Description: Clozapine (also branded as Clozaril, FazaClo, Versacloz, Clopine, CloZAPine Synthon, Denzapine and Zaponex) is an antipsychotic medication that treats schizophrenia by blocking receptors in the brain for several neurotransmitters (chemicals that nerves use to communicate with each other); these are the same receptors that the brain chemical dopamine acts upon. Schizophrenia is associated with an overactivity of dopamine in the brain and this may be associated with delusions and hallucinations, which are a hallmark of this disease. By blocking the transmission of signals activated by dopamine, the chemistry of the brain is altered, resulting in reduction of symptoms of schizophrenia. Clozapine reduces hallucinations and helps prevent suicide in people who are likely to harm themselves. It helps the patient think more clearly and feel less nervous so that the patient can function in society.
Clozaril Black Box Warning and Serious Side Effects
The FDA issued a Clozaril black box warning for its potential for serious and potentially life-threatening adverse reactions, and thus is normally used for very severe and refractory schizophrenia that does not respond to other pharmacological treatment.(Clozaril drug label as reported by the FDA).
Clozaril has been associated with severe adverse reactions, including convulsions, high white cell count and cardiac rhythm abnormalities. Typically, prescribers monitor white well levels over the course of treatment. This is a trial and error process which can result in you experiencing potentially dangerous adverse effects. Consequently, Clozaril is available only from a certified pharmacy under a special program where the patient agrees to undergo regular blood tests.
Common Side Effects of Clozaril
Common and less serious side effects of clozapine can be bothersome. These include dizziness, weight gain and drowsiness. You may also experience such symptoms as headache, sweating, nausea, vomiting, and diarrhea.In addition, Clozaril very frequently causes a progressive movement disorder known as tardive dyskinesia, which involved involuntary facial movements including grimaces and tongue rolling. Tardive dyskinesia is irreversible. (Clozaril drug label).
Understand Your Risks with the Rxight® Genetic Test
The Rxight® pharmacogenetic testing testing program – which is based on the most comprehensive gene panel available – works by profiling your genetic disposition to adverse drug reactions to clozapine and over 200 different prescription and over-the-counter medications. Clozapine side effects may be minimized by making certain the proper dose is prescribed. The results of Rxight® testing inform your provider how to prescribe clozapine while taking into account your particular genetic makeup, thus laying the groundwork for precise, personalized care.
How Does Pharmacogenetic Testing Work?
Many people have normal activity of the genes which encode for liver enzymes responsible for metabolizing Clozaril, and thus experience therapeutic value with few serious side effects on standard doses. However, some people may have differences in one or more of these liver enzymes, based on their genes, which leads to dangerously high levels, resulting in serious adverse reactions, or medication inefficacy.
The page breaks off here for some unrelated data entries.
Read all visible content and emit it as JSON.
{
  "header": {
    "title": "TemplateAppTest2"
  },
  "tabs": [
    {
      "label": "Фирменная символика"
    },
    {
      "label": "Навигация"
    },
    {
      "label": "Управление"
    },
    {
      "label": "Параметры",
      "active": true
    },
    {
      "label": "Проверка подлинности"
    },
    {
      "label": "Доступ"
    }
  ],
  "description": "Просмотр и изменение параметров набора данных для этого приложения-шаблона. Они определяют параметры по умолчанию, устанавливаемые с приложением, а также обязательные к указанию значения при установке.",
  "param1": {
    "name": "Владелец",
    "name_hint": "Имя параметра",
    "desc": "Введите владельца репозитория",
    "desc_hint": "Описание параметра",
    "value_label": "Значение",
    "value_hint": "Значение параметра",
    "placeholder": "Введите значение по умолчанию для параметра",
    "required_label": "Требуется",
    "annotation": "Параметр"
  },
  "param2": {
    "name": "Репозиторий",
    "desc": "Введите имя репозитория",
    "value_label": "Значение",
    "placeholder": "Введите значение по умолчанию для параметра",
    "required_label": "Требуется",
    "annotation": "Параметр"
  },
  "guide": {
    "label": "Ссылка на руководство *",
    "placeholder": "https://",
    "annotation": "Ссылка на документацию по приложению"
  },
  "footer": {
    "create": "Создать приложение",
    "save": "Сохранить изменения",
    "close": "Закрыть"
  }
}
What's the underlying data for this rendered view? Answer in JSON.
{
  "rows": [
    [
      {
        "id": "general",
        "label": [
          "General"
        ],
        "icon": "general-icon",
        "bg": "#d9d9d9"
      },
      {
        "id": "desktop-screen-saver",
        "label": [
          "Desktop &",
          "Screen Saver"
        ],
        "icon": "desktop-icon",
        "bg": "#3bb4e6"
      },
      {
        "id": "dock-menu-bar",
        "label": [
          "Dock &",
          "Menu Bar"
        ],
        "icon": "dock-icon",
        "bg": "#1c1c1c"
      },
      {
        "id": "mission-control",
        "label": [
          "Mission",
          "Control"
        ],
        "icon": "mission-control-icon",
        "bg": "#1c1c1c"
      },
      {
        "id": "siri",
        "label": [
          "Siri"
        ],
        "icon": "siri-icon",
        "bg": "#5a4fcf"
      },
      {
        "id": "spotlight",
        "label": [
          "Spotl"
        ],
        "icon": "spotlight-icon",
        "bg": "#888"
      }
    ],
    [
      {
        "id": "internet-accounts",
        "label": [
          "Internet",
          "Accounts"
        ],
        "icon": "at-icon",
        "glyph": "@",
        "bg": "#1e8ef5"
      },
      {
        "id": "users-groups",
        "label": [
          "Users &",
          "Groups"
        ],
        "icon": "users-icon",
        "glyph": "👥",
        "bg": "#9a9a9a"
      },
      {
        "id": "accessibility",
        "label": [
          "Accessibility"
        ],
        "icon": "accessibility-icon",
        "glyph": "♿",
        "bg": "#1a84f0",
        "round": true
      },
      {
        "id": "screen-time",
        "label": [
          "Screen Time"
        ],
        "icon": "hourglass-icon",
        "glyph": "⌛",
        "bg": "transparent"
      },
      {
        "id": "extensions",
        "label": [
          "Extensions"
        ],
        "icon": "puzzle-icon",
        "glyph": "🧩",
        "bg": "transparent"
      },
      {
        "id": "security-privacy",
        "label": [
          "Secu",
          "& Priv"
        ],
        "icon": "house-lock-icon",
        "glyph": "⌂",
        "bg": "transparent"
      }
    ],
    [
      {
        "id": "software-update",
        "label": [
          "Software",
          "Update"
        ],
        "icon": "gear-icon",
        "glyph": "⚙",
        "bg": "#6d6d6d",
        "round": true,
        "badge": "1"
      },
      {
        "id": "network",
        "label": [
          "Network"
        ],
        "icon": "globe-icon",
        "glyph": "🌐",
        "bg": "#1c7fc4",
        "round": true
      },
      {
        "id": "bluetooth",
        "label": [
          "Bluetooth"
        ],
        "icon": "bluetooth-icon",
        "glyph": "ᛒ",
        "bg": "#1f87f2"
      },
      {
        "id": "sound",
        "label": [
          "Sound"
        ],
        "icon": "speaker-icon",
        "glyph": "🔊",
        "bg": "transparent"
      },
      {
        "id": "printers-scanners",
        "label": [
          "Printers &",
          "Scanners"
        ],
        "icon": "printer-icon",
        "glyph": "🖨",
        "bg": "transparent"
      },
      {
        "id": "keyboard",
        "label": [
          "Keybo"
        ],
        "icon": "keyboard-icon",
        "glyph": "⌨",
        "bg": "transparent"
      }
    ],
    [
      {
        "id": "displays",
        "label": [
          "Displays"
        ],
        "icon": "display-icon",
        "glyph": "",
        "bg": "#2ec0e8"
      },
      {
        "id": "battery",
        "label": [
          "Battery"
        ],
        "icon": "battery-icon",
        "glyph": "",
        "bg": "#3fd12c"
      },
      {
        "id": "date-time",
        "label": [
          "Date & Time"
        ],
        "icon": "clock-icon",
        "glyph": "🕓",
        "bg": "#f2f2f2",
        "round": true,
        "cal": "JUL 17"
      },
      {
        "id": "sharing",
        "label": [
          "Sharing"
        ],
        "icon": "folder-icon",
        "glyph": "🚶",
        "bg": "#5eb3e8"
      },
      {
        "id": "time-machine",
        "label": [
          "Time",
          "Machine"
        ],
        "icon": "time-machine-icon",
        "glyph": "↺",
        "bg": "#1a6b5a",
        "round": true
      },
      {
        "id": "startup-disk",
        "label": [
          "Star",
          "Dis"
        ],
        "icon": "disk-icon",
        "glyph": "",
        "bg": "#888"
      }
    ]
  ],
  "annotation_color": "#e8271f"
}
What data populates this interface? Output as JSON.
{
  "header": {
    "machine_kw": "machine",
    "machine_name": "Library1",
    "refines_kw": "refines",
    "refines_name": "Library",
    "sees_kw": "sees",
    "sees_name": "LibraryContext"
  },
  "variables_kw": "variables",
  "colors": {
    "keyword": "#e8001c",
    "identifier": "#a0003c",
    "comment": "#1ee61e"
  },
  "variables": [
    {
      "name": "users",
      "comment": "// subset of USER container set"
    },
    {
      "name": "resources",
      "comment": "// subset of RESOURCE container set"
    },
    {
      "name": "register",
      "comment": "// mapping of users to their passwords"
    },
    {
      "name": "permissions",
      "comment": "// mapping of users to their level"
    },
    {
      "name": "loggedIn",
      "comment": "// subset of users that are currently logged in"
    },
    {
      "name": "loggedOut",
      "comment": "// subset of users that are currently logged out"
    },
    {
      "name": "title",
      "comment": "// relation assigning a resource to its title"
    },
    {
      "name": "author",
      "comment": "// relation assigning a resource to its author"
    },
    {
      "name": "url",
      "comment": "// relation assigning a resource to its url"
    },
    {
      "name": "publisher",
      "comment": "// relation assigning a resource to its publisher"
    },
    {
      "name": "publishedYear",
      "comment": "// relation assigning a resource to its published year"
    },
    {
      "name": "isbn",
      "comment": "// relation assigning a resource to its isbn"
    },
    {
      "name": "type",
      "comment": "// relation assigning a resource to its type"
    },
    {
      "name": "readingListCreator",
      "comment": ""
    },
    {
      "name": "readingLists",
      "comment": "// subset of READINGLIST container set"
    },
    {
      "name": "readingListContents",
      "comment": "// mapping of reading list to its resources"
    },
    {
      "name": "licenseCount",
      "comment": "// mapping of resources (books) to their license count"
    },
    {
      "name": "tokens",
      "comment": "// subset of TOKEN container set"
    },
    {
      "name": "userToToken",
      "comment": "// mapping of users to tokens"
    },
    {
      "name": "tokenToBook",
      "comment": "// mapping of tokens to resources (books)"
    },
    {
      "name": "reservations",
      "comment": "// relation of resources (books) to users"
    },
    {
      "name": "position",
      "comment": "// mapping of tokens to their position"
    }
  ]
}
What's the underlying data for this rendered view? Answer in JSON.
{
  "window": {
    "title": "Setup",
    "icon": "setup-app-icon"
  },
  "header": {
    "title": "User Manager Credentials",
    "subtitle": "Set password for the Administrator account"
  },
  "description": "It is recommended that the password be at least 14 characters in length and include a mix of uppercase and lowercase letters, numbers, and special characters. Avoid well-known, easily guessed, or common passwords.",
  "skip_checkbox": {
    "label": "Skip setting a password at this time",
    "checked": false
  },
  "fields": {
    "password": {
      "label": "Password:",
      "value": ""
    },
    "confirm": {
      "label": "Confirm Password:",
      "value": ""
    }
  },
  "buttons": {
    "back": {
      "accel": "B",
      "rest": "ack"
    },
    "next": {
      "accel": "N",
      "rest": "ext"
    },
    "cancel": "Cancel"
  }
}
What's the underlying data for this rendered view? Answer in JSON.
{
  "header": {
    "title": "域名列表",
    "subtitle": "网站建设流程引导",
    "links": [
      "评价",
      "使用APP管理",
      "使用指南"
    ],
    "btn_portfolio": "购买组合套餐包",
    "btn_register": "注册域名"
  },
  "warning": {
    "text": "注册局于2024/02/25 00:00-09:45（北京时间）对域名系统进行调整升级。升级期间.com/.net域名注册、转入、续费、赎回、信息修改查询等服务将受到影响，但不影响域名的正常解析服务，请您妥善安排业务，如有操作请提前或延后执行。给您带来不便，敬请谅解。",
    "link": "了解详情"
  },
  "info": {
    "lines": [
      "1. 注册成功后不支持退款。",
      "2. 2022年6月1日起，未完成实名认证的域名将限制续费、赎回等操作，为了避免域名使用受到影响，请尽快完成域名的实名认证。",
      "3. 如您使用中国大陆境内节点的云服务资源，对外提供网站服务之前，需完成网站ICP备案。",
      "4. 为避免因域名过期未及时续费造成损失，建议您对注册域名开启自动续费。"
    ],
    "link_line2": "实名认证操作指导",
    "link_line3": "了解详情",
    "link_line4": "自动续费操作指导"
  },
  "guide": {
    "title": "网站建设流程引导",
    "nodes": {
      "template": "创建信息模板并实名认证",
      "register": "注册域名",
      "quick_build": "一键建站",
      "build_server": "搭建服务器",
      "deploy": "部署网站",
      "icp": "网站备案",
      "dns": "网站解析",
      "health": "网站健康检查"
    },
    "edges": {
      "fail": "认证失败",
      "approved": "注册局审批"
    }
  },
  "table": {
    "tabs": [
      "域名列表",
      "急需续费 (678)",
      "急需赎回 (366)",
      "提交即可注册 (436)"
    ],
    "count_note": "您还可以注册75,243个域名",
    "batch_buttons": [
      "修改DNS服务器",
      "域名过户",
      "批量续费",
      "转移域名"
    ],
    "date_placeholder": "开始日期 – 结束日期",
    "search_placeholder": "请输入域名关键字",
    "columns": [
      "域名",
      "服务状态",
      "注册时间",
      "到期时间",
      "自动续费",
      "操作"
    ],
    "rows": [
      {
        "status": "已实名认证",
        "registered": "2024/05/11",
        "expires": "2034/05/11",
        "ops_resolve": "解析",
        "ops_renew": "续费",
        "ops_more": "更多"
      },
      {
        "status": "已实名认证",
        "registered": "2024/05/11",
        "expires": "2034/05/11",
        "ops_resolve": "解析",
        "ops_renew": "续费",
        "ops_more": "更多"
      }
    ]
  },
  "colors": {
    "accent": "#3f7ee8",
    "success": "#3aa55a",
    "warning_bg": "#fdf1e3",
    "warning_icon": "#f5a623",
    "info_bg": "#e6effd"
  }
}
There are 18 primary genes involved in medication metabolism, and their variants (alleles) are analyzed to determine which variant you have. With the results of Rxight® PGx testing, your prescriber can adjust your dose based on your genetically modulated liver enzyme activity targeting a particular drug or drug class – preferably before treatment begins.
Contributors to this Article: Michael Sapko, MD, Phd and Deborah Kallick, PhD, Medicinal Chemistry
Read more about Rxight® genetic testing for drug metabolism